[Start of Attachment]

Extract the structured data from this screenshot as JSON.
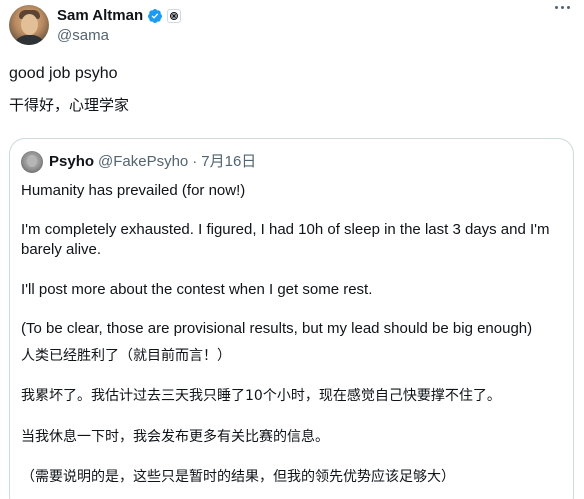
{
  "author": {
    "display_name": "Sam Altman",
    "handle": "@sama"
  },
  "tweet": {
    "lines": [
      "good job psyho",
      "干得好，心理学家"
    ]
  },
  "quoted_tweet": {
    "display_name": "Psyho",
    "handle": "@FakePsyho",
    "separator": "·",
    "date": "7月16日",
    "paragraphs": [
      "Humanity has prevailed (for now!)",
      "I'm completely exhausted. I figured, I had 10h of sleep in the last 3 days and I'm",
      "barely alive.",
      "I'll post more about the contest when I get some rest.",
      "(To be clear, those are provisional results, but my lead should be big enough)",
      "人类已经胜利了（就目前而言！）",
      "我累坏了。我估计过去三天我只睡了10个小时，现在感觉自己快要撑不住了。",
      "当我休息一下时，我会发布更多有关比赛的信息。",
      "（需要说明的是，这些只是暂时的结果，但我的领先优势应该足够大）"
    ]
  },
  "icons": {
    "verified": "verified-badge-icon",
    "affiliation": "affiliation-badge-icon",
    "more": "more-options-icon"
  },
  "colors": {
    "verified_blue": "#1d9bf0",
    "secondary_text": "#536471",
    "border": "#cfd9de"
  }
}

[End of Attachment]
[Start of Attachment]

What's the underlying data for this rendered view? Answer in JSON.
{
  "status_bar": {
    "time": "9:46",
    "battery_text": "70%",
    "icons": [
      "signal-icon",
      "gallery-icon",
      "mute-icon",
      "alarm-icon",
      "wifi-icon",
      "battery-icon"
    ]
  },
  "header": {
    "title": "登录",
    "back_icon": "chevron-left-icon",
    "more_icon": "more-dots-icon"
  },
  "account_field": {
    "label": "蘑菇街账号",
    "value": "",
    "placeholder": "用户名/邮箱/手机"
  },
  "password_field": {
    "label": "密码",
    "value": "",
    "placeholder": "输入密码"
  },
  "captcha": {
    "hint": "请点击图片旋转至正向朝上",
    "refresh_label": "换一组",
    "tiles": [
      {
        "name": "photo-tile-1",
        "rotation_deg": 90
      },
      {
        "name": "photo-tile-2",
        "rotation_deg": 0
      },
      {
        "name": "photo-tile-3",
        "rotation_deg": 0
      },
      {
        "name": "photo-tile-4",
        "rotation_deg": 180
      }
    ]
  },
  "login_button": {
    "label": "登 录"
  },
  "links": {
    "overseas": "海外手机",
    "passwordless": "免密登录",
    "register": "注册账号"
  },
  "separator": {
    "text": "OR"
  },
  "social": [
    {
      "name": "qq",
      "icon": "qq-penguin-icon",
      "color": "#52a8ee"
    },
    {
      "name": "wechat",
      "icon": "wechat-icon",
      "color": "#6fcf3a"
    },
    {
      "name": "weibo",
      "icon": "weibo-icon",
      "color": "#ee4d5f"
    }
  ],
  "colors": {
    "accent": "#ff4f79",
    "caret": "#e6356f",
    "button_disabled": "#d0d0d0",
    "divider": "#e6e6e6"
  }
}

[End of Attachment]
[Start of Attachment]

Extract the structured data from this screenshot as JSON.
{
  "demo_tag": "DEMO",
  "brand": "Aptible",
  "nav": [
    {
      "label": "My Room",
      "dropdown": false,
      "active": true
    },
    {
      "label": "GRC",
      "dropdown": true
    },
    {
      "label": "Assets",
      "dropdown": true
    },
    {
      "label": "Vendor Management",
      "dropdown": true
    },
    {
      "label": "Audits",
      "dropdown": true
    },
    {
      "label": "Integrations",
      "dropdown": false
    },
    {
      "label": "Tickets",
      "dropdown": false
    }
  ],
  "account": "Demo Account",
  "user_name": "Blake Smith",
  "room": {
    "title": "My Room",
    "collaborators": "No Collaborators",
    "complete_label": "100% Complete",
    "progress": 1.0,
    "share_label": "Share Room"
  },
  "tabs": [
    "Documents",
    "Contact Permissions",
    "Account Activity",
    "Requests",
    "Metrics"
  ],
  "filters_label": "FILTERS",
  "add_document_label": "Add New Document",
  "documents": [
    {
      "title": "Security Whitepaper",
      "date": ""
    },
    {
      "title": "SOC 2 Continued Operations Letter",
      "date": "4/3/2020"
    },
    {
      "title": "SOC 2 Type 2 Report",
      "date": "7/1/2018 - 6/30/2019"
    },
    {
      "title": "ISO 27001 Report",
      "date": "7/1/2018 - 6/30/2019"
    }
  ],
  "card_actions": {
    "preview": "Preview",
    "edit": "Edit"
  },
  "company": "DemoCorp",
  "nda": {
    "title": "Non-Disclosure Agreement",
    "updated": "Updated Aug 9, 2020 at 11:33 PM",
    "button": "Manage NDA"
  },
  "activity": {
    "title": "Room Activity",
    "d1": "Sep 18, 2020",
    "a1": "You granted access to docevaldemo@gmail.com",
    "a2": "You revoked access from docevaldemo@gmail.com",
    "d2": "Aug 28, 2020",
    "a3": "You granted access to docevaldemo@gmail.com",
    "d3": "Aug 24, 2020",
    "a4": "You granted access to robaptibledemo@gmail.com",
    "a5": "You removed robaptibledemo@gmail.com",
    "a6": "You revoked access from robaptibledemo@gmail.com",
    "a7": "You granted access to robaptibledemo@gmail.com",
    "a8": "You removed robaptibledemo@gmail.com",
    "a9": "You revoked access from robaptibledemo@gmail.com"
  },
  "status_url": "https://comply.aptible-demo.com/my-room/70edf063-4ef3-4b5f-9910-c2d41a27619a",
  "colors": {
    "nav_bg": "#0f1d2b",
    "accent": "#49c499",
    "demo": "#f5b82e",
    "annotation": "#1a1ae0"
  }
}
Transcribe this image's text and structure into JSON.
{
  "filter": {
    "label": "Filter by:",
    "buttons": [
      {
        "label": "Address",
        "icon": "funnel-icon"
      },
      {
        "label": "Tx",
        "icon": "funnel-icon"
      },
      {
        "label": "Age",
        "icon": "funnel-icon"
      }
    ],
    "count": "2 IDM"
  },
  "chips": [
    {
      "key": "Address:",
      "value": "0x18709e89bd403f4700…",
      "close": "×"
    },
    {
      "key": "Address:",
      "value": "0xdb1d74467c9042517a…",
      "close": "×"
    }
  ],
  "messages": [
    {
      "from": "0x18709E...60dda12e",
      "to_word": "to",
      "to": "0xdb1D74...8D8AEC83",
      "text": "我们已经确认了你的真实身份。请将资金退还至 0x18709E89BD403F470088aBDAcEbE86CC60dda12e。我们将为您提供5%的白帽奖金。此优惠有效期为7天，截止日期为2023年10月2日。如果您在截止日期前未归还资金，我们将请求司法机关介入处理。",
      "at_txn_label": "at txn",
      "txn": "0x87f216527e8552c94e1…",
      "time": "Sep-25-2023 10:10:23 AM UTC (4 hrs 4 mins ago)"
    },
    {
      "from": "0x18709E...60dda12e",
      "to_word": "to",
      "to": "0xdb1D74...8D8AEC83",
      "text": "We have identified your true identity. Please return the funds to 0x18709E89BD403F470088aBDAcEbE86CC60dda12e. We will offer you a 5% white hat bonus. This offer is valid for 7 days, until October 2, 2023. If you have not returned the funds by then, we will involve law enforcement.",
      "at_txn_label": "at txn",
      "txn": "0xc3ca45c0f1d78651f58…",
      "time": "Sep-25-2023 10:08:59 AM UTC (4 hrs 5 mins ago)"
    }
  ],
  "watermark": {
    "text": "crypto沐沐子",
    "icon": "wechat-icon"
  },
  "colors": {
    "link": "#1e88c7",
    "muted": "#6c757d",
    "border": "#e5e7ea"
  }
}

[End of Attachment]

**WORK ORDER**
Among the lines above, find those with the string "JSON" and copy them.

**EXERCISE OUTPUT**
Extract the structured data from this screenshot as JSON.
What's the underlying data for this rendered view? Answer in JSON.
Extract the structured data from this screenshot as JSON.
Transcribe this image's text and structure into JSON.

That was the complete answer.